**WORKING DATA**
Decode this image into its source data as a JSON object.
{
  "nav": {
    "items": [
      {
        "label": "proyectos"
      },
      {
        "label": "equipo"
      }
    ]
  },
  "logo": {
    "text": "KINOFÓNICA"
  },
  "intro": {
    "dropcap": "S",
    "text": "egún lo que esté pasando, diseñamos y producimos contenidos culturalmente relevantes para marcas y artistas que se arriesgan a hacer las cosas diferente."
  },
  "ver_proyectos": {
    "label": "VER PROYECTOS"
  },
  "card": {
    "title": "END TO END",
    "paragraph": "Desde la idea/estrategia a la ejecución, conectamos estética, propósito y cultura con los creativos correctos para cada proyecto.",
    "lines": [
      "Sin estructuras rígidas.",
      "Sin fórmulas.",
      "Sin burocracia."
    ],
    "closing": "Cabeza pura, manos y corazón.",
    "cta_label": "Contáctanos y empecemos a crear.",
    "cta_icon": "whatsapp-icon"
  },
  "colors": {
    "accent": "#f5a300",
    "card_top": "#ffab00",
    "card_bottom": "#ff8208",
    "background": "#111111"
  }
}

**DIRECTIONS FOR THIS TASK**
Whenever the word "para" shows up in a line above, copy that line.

**REPLY**
    "text": "egún lo que esté pasando, diseñamos y producimos contenidos culturalmente relevantes para marcas y artistas que se arriesgan a hacer las cosas diferente."
    "paragraph": "Desde la idea/estrategia a la ejecución, conectamos estética, propósito y cultura con los creativos correctos para cada proyecto.",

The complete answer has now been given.